• Work instruction: If a line in the records below contains the word "icon", copy it.

Excerpts from an interface dataset:
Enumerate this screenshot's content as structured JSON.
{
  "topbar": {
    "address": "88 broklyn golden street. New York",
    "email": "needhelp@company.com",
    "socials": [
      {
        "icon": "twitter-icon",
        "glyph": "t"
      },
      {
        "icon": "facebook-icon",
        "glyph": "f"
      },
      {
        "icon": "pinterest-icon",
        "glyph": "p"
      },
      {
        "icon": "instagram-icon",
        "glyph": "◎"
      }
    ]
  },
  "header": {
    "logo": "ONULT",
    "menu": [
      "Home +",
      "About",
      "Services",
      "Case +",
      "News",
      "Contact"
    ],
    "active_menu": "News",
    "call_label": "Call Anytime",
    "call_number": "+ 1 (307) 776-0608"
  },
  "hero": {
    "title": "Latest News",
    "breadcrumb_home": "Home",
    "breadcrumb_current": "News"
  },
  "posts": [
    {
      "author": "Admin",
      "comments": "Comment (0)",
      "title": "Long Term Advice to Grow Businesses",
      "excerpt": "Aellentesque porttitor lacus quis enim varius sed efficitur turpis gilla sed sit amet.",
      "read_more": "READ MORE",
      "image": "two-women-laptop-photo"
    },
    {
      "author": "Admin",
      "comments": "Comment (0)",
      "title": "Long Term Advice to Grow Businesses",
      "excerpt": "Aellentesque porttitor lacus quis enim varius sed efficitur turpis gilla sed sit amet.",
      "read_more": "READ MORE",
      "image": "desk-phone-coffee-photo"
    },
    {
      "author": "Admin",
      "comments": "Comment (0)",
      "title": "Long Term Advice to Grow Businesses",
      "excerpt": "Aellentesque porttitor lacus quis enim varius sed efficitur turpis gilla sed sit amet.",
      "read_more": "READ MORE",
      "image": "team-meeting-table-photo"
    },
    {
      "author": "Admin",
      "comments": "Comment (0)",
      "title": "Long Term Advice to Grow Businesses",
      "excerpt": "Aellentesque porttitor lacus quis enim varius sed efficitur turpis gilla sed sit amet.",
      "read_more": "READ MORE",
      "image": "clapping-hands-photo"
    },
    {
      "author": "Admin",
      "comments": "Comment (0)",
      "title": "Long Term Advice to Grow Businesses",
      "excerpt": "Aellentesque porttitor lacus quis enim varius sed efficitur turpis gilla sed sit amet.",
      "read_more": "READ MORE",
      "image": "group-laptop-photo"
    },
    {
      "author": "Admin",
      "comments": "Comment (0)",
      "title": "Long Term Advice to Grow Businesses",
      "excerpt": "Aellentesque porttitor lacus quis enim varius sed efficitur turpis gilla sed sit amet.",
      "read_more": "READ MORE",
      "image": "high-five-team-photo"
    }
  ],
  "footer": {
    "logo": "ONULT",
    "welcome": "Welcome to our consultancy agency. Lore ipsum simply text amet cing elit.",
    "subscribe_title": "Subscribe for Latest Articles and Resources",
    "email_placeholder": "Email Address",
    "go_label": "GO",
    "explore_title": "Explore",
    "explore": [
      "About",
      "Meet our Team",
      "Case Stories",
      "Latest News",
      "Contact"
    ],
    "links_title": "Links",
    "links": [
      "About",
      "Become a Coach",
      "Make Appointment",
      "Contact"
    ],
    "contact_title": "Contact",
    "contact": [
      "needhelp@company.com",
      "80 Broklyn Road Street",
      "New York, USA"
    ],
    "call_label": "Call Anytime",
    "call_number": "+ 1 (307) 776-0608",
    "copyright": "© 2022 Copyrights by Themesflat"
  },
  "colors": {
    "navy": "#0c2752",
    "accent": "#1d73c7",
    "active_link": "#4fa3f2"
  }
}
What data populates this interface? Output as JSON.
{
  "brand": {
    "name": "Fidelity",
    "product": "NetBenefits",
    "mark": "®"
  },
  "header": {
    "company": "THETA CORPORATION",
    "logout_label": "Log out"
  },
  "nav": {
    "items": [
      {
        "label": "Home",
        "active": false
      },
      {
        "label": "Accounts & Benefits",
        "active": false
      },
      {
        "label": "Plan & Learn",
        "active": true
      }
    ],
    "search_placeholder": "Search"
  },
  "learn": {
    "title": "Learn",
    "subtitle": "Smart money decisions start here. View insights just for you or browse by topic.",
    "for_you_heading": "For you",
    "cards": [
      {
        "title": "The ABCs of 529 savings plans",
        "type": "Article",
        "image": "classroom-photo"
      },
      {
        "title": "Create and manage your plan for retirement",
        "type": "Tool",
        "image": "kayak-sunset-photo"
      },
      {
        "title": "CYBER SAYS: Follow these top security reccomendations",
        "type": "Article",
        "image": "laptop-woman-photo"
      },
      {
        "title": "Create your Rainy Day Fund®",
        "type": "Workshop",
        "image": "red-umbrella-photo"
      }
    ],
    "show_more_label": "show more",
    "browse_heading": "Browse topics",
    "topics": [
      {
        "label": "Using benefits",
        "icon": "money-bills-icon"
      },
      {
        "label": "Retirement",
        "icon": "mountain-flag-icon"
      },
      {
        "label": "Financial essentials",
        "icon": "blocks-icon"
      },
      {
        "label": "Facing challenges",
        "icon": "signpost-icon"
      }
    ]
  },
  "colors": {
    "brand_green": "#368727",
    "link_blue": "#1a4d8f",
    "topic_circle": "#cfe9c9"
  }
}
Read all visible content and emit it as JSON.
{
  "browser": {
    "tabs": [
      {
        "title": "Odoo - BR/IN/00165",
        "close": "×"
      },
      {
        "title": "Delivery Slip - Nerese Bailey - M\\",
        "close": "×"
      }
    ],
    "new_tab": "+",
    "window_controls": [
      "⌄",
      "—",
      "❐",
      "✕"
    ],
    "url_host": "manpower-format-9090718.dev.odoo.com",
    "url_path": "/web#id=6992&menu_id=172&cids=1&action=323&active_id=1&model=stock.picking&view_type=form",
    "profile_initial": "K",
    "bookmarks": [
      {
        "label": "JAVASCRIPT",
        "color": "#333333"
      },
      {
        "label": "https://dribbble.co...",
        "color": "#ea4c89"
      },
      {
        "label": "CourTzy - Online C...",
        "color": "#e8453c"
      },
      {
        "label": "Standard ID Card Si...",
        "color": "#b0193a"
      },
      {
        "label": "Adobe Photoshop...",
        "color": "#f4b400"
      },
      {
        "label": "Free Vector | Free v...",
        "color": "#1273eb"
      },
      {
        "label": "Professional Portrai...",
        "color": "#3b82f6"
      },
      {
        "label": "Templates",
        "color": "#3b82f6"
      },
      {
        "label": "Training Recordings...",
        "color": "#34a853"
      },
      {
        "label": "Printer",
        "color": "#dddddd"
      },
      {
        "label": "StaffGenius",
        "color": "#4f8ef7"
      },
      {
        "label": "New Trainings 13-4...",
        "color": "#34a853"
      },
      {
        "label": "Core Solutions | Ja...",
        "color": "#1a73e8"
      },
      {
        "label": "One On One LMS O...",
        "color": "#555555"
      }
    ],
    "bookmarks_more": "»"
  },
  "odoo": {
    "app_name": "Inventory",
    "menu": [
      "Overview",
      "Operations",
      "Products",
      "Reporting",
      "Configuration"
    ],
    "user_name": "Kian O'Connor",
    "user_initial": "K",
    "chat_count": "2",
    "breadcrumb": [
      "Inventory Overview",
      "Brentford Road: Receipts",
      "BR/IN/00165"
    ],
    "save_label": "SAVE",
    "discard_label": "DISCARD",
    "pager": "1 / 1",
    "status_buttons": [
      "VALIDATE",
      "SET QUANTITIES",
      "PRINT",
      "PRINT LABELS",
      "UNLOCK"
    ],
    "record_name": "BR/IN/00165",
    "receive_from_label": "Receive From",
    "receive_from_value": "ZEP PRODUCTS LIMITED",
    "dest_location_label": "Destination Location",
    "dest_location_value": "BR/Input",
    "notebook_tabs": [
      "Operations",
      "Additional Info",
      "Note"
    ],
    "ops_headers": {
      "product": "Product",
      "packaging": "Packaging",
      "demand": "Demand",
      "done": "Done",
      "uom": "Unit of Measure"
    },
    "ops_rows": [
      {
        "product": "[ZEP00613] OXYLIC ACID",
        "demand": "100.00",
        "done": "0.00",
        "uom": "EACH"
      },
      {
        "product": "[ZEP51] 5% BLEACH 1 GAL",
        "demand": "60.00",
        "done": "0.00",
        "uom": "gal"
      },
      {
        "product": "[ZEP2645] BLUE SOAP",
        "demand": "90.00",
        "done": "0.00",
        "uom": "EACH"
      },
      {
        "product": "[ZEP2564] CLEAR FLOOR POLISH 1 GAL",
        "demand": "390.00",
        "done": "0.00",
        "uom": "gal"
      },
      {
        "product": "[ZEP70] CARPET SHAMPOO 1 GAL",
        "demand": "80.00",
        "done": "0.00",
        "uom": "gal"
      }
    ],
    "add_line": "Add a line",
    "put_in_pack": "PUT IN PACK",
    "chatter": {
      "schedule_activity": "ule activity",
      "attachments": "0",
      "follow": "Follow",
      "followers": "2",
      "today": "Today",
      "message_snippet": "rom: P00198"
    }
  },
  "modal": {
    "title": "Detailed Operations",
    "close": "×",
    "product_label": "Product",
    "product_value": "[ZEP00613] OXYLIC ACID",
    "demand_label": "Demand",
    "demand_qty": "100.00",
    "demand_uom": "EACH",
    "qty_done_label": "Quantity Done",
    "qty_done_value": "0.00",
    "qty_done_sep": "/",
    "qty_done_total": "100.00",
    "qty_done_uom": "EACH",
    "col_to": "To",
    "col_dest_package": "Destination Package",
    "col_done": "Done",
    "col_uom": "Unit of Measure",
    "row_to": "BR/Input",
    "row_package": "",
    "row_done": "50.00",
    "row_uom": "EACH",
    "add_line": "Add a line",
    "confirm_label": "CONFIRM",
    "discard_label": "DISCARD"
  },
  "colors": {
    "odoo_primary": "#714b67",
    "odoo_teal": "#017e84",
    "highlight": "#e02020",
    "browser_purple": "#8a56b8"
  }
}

• Solution to this task:
        "icon": "twitter-icon",
        "icon": "facebook-icon",
        "icon": "pinterest-icon",
        "icon": "instagram-icon",
        "icon": "money-bills-icon"
        "icon": "mountain-flag-icon"
        "icon": "blocks-icon"
        "icon": "signpost-icon"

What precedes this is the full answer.